Excerpts from an interface dataset →
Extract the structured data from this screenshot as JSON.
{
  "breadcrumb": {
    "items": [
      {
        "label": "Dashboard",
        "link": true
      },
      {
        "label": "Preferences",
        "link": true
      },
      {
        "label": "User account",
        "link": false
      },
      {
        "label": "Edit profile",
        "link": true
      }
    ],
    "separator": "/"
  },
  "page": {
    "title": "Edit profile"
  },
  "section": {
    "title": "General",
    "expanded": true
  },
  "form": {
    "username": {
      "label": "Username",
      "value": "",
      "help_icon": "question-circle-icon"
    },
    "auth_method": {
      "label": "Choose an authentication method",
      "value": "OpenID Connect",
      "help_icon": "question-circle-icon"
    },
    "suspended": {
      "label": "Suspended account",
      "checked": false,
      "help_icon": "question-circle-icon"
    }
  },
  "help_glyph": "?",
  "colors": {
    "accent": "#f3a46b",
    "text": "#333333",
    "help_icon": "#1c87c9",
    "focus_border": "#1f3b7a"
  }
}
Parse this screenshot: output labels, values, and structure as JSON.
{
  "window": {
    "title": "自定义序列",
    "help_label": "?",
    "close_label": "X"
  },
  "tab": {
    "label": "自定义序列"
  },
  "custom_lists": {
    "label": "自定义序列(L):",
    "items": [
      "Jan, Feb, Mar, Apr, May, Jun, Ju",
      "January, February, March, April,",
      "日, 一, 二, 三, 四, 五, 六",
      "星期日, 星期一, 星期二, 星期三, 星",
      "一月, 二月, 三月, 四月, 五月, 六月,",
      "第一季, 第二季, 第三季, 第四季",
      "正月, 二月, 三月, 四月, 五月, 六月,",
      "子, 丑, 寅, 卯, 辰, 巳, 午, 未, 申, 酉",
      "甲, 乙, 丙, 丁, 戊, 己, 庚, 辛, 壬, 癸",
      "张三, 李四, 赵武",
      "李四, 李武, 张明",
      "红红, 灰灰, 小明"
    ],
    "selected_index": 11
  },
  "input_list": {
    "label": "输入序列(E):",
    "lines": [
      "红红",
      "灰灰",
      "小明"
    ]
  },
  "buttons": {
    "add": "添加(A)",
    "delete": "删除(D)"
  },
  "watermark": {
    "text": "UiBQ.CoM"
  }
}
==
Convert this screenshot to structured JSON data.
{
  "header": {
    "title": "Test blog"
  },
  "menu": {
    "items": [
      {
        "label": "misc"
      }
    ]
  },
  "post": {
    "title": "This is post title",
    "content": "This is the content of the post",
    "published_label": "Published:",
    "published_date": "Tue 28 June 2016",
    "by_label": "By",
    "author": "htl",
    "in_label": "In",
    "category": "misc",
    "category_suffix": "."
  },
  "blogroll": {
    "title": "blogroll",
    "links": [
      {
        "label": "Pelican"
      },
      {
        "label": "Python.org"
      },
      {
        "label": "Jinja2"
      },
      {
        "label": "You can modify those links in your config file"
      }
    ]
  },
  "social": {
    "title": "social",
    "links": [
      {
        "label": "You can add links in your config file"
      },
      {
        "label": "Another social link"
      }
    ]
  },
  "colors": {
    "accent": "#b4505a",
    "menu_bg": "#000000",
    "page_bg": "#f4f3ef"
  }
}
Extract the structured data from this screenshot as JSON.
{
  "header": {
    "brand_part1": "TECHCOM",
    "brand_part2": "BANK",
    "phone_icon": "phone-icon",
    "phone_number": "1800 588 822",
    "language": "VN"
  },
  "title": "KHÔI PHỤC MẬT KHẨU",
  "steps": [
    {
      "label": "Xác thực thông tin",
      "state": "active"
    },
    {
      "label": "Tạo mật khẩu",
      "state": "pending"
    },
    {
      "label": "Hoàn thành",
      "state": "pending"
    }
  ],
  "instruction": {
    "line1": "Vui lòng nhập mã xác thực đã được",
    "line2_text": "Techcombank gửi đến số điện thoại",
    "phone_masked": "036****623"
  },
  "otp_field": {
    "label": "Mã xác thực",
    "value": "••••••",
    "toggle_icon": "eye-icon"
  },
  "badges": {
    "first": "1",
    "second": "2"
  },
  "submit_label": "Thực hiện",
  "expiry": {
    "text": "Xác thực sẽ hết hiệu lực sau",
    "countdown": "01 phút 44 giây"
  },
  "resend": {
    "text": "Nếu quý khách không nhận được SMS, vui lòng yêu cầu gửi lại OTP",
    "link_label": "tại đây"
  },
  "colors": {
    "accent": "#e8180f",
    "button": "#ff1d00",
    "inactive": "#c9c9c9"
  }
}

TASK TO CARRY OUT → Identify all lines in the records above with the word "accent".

ANSWER FOR THE TASK →
    "accent": "#f3a46b",
    "accent": "#b4505a",
    "accent": "#e8180f",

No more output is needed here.